EXERCISE INPUTS Block Start

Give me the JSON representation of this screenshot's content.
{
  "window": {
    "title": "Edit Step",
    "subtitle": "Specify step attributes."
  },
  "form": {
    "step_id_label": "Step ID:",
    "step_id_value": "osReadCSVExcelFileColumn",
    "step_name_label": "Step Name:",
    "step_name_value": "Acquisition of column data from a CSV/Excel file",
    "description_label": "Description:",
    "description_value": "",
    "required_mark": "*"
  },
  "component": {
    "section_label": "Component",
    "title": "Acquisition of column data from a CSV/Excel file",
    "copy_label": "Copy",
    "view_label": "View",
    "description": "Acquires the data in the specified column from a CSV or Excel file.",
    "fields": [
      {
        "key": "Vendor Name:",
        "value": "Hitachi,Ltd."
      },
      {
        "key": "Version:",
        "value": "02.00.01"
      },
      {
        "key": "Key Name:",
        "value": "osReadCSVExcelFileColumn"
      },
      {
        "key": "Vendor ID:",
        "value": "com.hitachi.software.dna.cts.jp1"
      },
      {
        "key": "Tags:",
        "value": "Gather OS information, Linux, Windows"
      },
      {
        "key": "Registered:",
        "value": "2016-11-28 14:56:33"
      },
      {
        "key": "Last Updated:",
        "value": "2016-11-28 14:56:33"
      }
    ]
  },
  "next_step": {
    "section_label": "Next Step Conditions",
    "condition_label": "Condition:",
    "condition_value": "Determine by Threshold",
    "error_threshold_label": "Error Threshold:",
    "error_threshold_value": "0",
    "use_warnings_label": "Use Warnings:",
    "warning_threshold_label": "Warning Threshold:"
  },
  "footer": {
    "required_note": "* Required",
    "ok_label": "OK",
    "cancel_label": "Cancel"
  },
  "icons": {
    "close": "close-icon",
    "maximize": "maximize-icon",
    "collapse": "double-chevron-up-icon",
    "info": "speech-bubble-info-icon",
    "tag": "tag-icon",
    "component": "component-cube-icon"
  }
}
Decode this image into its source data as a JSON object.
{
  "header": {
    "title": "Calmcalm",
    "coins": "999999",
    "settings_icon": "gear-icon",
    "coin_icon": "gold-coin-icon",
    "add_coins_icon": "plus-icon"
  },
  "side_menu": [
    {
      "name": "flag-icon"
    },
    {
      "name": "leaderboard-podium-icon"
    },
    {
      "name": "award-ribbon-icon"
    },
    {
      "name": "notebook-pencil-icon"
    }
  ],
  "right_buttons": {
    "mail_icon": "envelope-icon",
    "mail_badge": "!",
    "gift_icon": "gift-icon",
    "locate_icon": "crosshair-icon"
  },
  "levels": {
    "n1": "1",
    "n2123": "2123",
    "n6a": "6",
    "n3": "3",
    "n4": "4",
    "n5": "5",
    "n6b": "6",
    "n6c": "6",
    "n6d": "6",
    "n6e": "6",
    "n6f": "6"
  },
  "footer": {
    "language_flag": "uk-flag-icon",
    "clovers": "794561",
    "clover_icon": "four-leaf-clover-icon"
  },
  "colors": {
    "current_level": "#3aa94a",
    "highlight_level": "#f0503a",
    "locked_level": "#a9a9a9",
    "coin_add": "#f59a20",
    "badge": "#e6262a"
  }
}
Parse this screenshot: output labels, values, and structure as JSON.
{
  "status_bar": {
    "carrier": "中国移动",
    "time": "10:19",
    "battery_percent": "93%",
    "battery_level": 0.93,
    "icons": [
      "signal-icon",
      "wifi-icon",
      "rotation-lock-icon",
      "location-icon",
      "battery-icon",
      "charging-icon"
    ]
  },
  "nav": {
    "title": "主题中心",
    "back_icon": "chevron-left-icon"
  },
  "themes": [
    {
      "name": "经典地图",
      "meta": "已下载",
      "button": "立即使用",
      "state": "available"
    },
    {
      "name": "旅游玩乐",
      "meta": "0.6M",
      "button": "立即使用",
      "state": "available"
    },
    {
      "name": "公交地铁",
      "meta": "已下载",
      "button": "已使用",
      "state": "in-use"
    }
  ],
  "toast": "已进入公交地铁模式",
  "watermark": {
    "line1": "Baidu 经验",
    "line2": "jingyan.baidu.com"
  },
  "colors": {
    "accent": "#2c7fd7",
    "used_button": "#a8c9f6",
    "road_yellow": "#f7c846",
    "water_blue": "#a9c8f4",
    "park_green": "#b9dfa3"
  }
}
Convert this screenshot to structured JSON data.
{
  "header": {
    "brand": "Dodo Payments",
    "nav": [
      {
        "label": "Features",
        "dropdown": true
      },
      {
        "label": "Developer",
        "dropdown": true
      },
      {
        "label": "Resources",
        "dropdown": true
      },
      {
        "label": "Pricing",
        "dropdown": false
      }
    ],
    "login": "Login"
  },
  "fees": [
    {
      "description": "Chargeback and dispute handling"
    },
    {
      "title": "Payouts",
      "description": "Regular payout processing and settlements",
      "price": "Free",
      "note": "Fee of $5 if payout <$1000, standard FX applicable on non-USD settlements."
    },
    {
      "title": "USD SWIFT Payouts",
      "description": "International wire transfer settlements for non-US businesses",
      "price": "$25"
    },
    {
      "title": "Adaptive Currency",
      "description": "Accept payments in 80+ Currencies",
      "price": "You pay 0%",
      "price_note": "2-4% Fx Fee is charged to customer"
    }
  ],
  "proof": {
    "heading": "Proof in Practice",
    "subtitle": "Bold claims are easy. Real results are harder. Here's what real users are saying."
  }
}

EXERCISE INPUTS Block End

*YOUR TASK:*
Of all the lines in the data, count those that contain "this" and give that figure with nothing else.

*EXPECTED ANSWER:*
4